EXERCISE DETAILS
Please copy every line of the data in which the string "icon" appears.

──────── THE RECORDS ────────

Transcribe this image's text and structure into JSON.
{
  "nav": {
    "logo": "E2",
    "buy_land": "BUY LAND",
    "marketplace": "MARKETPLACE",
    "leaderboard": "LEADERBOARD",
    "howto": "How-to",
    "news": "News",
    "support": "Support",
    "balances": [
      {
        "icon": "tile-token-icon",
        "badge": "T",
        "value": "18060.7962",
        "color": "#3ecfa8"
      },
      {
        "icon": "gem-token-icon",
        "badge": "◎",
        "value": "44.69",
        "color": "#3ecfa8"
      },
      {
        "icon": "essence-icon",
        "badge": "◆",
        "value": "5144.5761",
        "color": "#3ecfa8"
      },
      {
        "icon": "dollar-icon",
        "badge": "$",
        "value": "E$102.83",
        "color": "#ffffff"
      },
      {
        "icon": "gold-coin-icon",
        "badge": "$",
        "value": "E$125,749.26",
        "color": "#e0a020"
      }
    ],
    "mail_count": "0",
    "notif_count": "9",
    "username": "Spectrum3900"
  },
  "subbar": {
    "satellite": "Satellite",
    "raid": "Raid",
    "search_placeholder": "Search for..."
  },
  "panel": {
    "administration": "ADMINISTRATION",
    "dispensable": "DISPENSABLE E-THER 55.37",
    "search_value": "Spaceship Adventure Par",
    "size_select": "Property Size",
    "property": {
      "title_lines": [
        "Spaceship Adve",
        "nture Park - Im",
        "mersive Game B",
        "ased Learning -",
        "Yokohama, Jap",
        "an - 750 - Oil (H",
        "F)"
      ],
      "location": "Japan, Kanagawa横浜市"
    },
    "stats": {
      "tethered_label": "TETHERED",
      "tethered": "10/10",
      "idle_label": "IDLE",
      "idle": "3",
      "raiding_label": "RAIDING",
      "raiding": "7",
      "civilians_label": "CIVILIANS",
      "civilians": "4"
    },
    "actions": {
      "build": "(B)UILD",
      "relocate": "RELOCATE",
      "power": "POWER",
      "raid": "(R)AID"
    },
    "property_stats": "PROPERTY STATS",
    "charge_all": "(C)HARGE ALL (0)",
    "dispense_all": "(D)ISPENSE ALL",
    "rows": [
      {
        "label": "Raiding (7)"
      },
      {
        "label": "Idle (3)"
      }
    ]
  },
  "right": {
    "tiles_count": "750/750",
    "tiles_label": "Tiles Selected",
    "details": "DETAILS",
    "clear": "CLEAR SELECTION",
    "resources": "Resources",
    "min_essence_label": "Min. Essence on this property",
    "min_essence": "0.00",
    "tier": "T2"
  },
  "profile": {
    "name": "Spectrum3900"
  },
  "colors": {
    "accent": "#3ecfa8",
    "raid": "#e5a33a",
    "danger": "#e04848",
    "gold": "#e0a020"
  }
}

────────

EXERCISE RESPONSE
        "icon": "tile-token-icon",
        "icon": "gem-token-icon",
        "icon": "essence-icon",
        "icon": "dollar-icon",
        "icon": "gold-coin-icon",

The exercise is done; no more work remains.